++++ Records supplied ++++

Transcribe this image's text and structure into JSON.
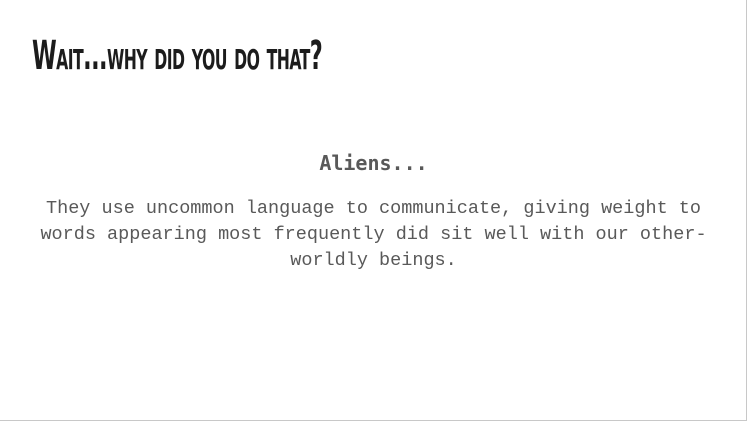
{
  "slide": {
    "title": "Wait...why did you do that?",
    "subheading": "Aliens...",
    "body": "They use uncommon language to communicate, giving weight to words appearing most frequently did sit well with our other-worldly beings."
  }
}
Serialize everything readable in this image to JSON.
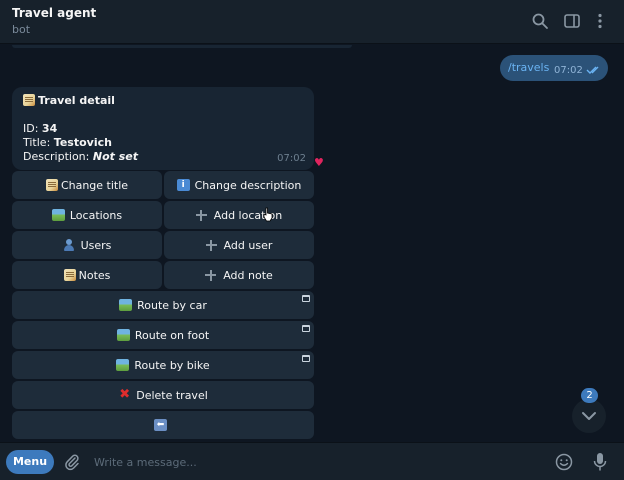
{
  "header": {
    "title": "Travel agent",
    "subtitle": "bot"
  },
  "messages": {
    "outgoing": {
      "text": "/travels",
      "time": "07:02"
    },
    "incoming": {
      "heading": "Travel detail",
      "id_label": "ID:",
      "id_value": "34",
      "title_label": "Title:",
      "title_value": "Testovich",
      "description_label": "Description:",
      "description_value": "Not set",
      "time": "07:02",
      "reaction": "♥"
    }
  },
  "keyboard": {
    "change_title": "Change title",
    "change_description": "Change description",
    "locations": "Locations",
    "add_location": "Add location",
    "users": "Users",
    "add_user": "Add user",
    "notes": "Notes",
    "add_note": "Add note",
    "route_by_car": "Route by car",
    "route_on_foot": "Route on foot",
    "route_by_bike": "Route by bike",
    "delete_travel": "Delete travel",
    "back_glyph": "⬅"
  },
  "scroll": {
    "unread_count": "2"
  },
  "composer": {
    "menu_label": "Menu",
    "placeholder": "Write a message..."
  },
  "colors": {
    "background": "#0e1621",
    "panel": "#17212b",
    "incoming_bubble": "#182533",
    "outgoing_bubble": "#2b5278",
    "keyboard_button": "#1e2c3a",
    "accent": "#3d7abd"
  },
  "icons": [
    "search-icon",
    "sidebar-toggle-icon",
    "more-vertical-icon",
    "double-check-icon",
    "memo-icon",
    "map-icon",
    "info-icon",
    "user-icon",
    "plus-icon",
    "cross-mark-icon",
    "back-arrow-icon",
    "web-app-icon",
    "chevron-down-icon",
    "paperclip-icon",
    "emoji-icon",
    "microphone-icon"
  ]
}
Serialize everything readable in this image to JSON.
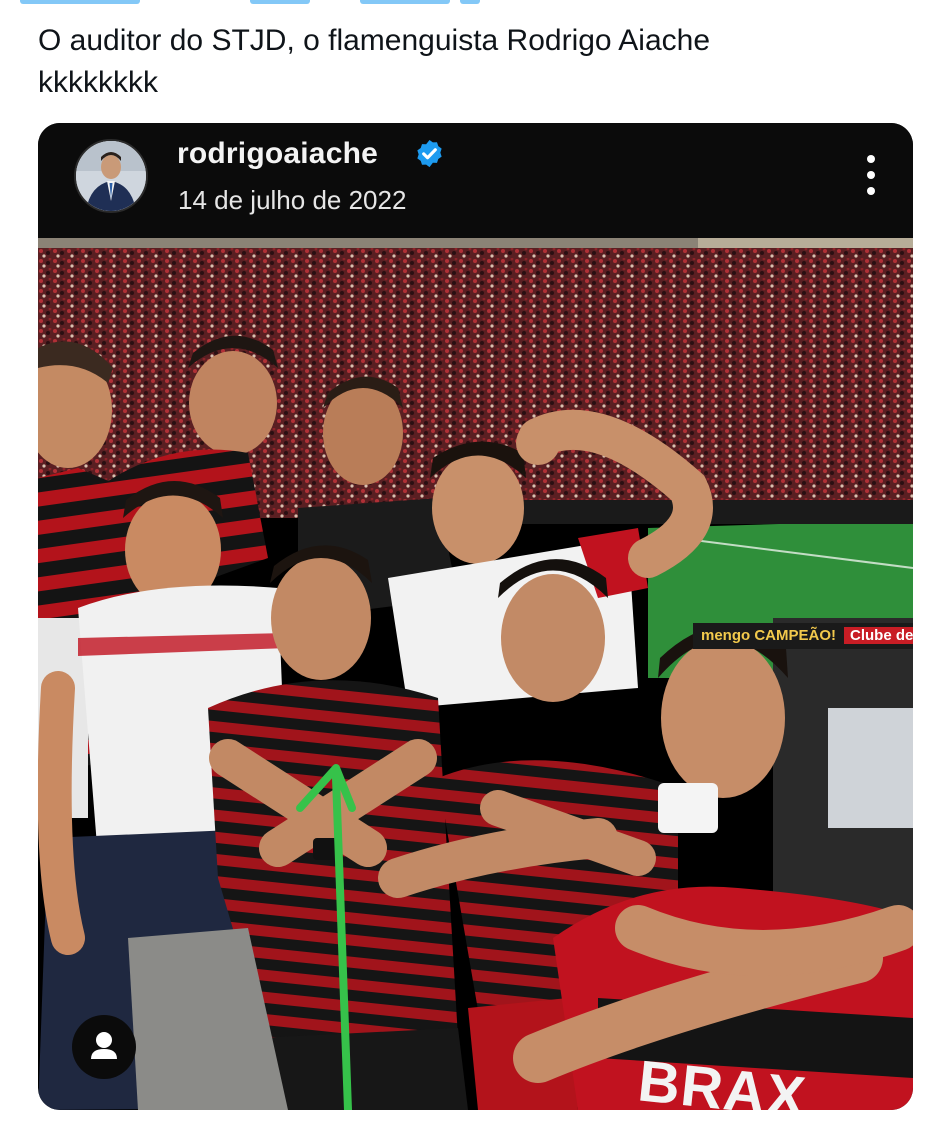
{
  "tweet": {
    "text_line1": "O auditor do STJD, o flamenguista Rodrigo Aiache",
    "text_line2": "kkkkkkkk"
  },
  "instagram_post": {
    "username": "rodrigoaiache",
    "date": "14 de julho de 2022",
    "verified": true,
    "icons": {
      "verified": "verified-badge-icon",
      "more": "more-vertical-icon",
      "user_tag": "person-icon"
    }
  },
  "photo": {
    "banner_text_1": "mengo CAMPEÃO!",
    "banner_text_2": "Clube de Regatas",
    "jersey_text": "BRAX",
    "annotation": "green-arrow-pointing-up"
  },
  "colors": {
    "accent_blue": "#1d9bf0",
    "flamengo_red": "#c81d25",
    "flamengo_black": "#111111",
    "annotation_green": "#36c24a",
    "pitch_green": "#2f8f3a"
  }
}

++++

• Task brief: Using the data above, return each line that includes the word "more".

• Result of this exercise:
    "more-vertical-icon",
      "more": "more-vertical-icon",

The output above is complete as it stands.